May 18th, 2007 09:03 EST
Put it In Writing
In exploring the possibility of becoming a freelance writer, I`ve quickly learned a few things.
The field is much more crowded than I realized. It is very easy to get lost in the crowd of competition and counter bids. It is hard to find good work. Indeed, ANY work.
And, unfortunately, the overwhelming majority of people seeking freelance writers don`t really comprehend the intricacies of being a writer-- nor of the task of writing, itself. Potential clients are frequently vague about the details when posting ads for writing jobs. What kind of writing is required and expected? Do they need articles or blogs or web content or copy writing or what? And how many words are wanted?
What is the subject matter and venue? Who are we being requested to write for? What conditions and criteria apply? Sometimes, they don`t even really know what they want-- just some writer " guy.
Most significantly, ad posters generally don`t seem to appreciate the effort and time involved in writing even just a mere 200 word article--- especially if research is necessary. This is clearly evident when they offer writers as little as 2-5 dollars per 500 word article. Adding insult to injury, solicited writers are often asked to provide multiple articles, as if more work compensates for lack of pay. The math still doesn`t add up, and writers are still being cheated in such an arrangement. In most cases, even without research, there is a thought process that must be engaged, an angle or approach or theme that must be determined, planned and maintained-- both prior and during the writing. No matter how fast you might type or how much you love to write, or how gifted a writer you may be, a real writer can`t be expected to instantly churn out meaningful or useable material on command. A freelance writer can`t make a living with these kinds of jobs.
Since it could conceivably take over an hour to write and proof a 500 word article-- again, especially if research is involved, this is tantamount to paying $2 an hour!
How do they expect to get a response to that? I realize they might be limited in budget, but who would agree to that kind of deal? No self-respecting, talented writer would accept those terms. Even if desperate for money, the time/pay ratio simply does not make it worth the effort. Good writers are worth much more, and should be given more respect and consideration. If it was so easy as many of these ad posters seem to think it is, why don`t they do it themselves instead of trying to steal our work?
And can we trust them? Is the work worth our doing it? Be warned, there are frauds out there, as well as dead ends. Some job offers request writing samples who, upon your submitting them, decline or never respond. So you`ve wasted time and effort and hope, and they get your work for free.
Even if the offer is legitimate, you risk wasting your time and effort, because your submission may be rejected.

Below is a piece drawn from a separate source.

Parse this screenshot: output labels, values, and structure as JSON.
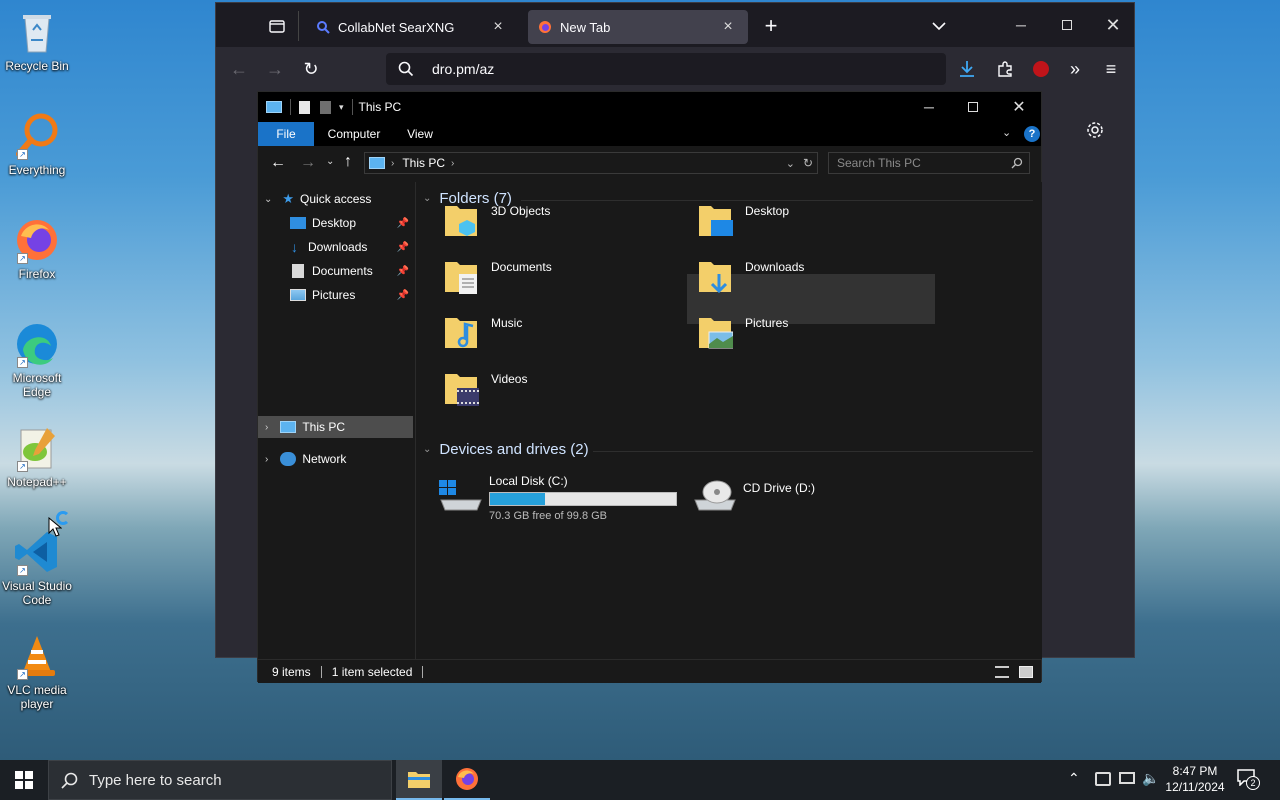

Sure, maybe it was fun, and perhaps it can be used as practice " but you`re still not getting paid.
There are no guarantees in freelance writing, particularly concerning steady and consistent income.
You must be willing to accept and accommodate for the very real possibility of not being paid for weeks or months at a time-- either because of the lack of work or the nature of a contract. Even if you`ve established a regular clientele or a reputation, you may still need to continually promote yourself and seek out new work.
Incidentally, if you happen to need some excellent freelance writing or proofreading done for a fair, negotiable price " you know where to find me.